Home remedy

This image was painted years ago from a memory of a Guy Fawkes night bonfire party that I had taken the children to when they were quite young. I still recall the sights, sounds, smells and tastes from that night. The girls likely do too.

This image also serves as a reminder of the ideas that art creates. They are bright and sparkle, they have heat and light and take shape quickly, and remain in our memory, just as the flames and fireworks do.

Reading Robert Genn's twice weekly letters provided some food for thought. Here is an exerpt. You can find the full letter here

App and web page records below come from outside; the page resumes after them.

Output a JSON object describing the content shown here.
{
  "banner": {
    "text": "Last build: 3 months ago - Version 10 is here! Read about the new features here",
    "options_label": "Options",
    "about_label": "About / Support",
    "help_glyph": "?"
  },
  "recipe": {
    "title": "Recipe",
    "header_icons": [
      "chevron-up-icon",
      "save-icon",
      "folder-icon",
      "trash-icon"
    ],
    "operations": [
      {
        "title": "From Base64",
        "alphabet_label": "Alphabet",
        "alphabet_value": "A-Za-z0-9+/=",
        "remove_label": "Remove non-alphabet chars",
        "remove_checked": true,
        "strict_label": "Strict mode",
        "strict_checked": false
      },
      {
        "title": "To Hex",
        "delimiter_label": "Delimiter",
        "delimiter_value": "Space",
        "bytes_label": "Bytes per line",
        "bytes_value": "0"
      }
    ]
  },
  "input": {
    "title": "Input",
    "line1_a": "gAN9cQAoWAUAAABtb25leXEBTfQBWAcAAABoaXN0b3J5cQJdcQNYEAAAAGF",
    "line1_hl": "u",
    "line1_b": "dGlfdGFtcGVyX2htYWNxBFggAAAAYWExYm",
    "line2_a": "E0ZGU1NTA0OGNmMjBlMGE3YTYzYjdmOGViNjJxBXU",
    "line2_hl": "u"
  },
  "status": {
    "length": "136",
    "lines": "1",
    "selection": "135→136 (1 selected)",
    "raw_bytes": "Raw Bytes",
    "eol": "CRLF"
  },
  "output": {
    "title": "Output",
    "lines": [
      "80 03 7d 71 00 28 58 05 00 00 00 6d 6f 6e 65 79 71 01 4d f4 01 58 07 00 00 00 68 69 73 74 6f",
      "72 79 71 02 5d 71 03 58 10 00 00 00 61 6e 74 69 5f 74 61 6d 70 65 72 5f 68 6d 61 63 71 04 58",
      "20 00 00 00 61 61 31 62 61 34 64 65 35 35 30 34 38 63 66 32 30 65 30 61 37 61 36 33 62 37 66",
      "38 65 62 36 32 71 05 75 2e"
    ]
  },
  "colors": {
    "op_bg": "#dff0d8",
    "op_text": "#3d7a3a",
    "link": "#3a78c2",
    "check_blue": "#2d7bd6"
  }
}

Joe knows my interest in the neurology of art. He told me that while Dr. Sacks blurred science and art, he thought that his studies of isolated peoples had shed light on the actions of the creative mind. Current Art Therapy practice has certainly been affected by his writings--and his ideas have implications for active artists. Joe said that there was stuff going on around our studios that could be just what the doctor ordered.

We came up with a few:

Focusing the mind on a higher purpose.
Exercising skills for sensitivity and understanding.
Employing idiosyncrasies and weaknesses for enrichment.
Blurring the area between reality and imagination.
Enduring monotony as the keys to freedom and action.
Yielding to and articulating the condition of isolation.
Making a contribution to the greater community.
Satisfying the inborn need for creation itself.
Attaching oneself to the miracles of nature.
Building of self-esteem by consecutive jobs well done.
Exploiting the richness of the childlike dreaming world.
Activating the mind to delay potential dementia.
Exercising the body through thought-gathering travel.
Making and sustaining friendships with interesting people.
Exercising the brain with bicameral interaction.
Building purpose-filled activity for joy of achievement.
Enhancing life through praise and appreciation.
Feeling of well-being derived from taking control.
Pacing work periods to suit individual capacity.
Seeking perfection in an imperfect world.

No comments: